- 'Gbenga, Nigeria
Ways that young people change the world:
- As voices against injustice
- As promoters of environmental and social awareness
- As presenters at conferences, forums and summits
- As trainers, mentors, coaches and tutors
- As artists, musicians and actors
- As organizers of petitions, campaigns and protests
- As entrepreneurs creating businesses and jobs
- As volunteers and fund-raisers for charity
- As conscious consumers
- As responsible users of natural resources
"Each day, 6,000 Africans die from AIDS. Each day, an additional 11,000 are infected. Millions of children are left orphaned, forced to face a life of poverty and vulnerability. At the age of 7, Mabvuto lost his parents and years later lost his three sisters and one of his brothers. As a young child, he was faced with a tragic situation and at one point, found himself begging on the streets with very little hope. Due to the nature of his vulnerability, he was offered a chance to go to school and study Information Technology through a government loan program. This opportunity helped Mabvuto gain a range of skills and led to the development of an incredible initiative – Youth Care Trust. Mabvuto explains that the aim of his project is to “get street kids and vulnerable youths out of the streets and bring them to a safe and stable living home environment”. Through creating fundraisers such as music concerts and sports games that raise awareness about HIV/AIDS, money was raised to support the project. They decided to rent a house to provide shelter for 12 orphaned street kids as well as offer education and training on basic literacy skills, HIV/AIDS, Information Technology and other relevant areas. Getting this idea off the ground was no easy task."
- Mabvuto, Malawi
"In recent years, the Ministry of Education in New Zealand made a significant technology investment in the education sector. Their aim was to have each classroom equipped with computers or laptops in order to enhance learning and better prepare students for the 21st century. Very quickly, they found that it was the teachers who they had to better prepare. Cherrie explains that “some teachers find using technology annoying at first. They don't understand the value of using it - where as computing is natural for kids”. In order to help teachers better incorporate Information and Communication Technologies (ICTs) into their lives and the classroom, Tech Angels was formed at Wellington Girls' College. The idea was to have tech savvy students work with teachers one-on-one each week, helping to improve their ICT literacy skills."
- Cherrie, New Zealand
Sources of inspiration:
- Read stories about inspirational young people
- Spend time outside and connect with nature
- Surf the Internet and look through inspirational sites

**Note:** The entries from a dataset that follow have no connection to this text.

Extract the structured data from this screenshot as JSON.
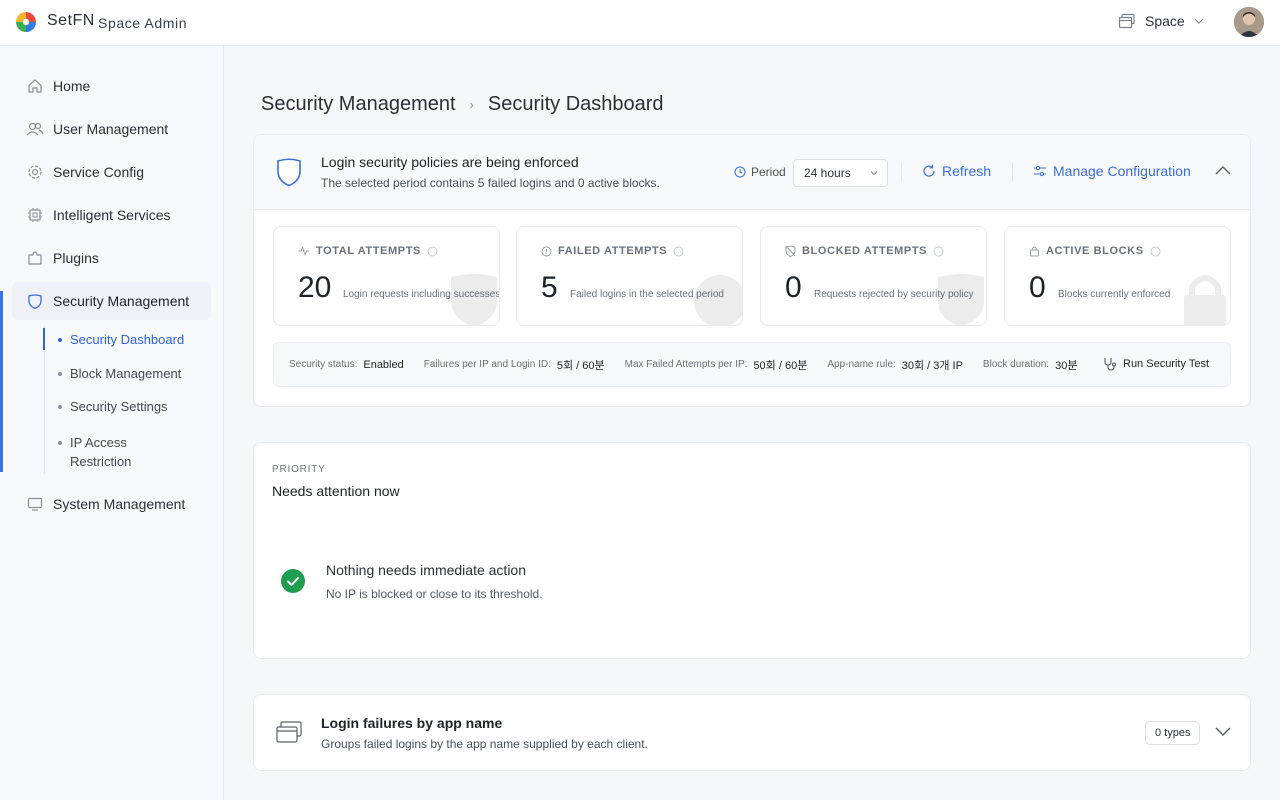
{
  "header": {
    "brand": "SetFN",
    "brand_sub": "Space Admin",
    "space_label": "Space"
  },
  "sidebar": {
    "items": [
      {
        "label": "Home",
        "icon": "home-icon"
      },
      {
        "label": "User Management",
        "icon": "users-icon"
      },
      {
        "label": "Service Config",
        "icon": "gear-icon"
      },
      {
        "label": "Intelligent Services",
        "icon": "chip-icon"
      },
      {
        "label": "Plugins",
        "icon": "puzzle-icon"
      },
      {
        "label": "Security Management",
        "icon": "shield-icon"
      },
      {
        "label": "System Management",
        "icon": "monitor-icon"
      }
    ],
    "sub_items": [
      {
        "label": "Security Dashboard"
      },
      {
        "label": "Block Management"
      },
      {
        "label": "Security Settings"
      },
      {
        "label": "IP Access Restriction"
      }
    ]
  },
  "breadcrumb": {
    "parent": "Security Management",
    "current": "Security Dashboard"
  },
  "policy_card": {
    "title": "Login security policies are being enforced",
    "subtitle": "The selected period contains 5 failed logins and 0 active blocks.",
    "period_label": "Period",
    "period_value": "24 hours",
    "refresh_label": "Refresh",
    "manage_label": "Manage Configuration",
    "stats": [
      {
        "label": "TOTAL ATTEMPTS",
        "value": "20",
        "desc": "Login requests including successes"
      },
      {
        "label": "FAILED ATTEMPTS",
        "value": "5",
        "desc": "Failed logins in the selected period"
      },
      {
        "label": "BLOCKED ATTEMPTS",
        "value": "0",
        "desc": "Requests rejected by security policy"
      },
      {
        "label": "ACTIVE BLOCKS",
        "value": "0",
        "desc": "Blocks currently enforced"
      }
    ],
    "status": {
      "security_status_key": "Security status:",
      "security_status_val": "Enabled",
      "failures_key": "Failures per IP and Login ID:",
      "failures_val": "5회 / 60분",
      "max_failed_key": "Max Failed Attempts per IP:",
      "max_failed_val": "50회 / 60분",
      "app_rule_key": "App-name rule:",
      "app_rule_val": "30회 / 3개 IP",
      "block_duration_key": "Block duration:",
      "block_duration_val": "30분",
      "run_test_label": "Run Security Test"
    }
  },
  "priority_card": {
    "eyebrow": "PRIORITY",
    "title": "Needs attention now",
    "ok_title": "Nothing needs immediate action",
    "ok_subtitle": "No IP is blocked or close to its threshold."
  },
  "app_failures_card": {
    "title": "Login failures by app name",
    "subtitle": "Groups failed logins by the app name supplied by each client.",
    "badge": "0 types"
  },
  "colors": {
    "accent": "#3b72e8",
    "success": "#1e9e4f"
  }
}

- Go to your local art gallery, museum or cultural centre
Check out Featured Member stories on TakingITGlobal:
Find young people taking action from Afghanistan to Zimbabwe by going to: http://members.tigweb.org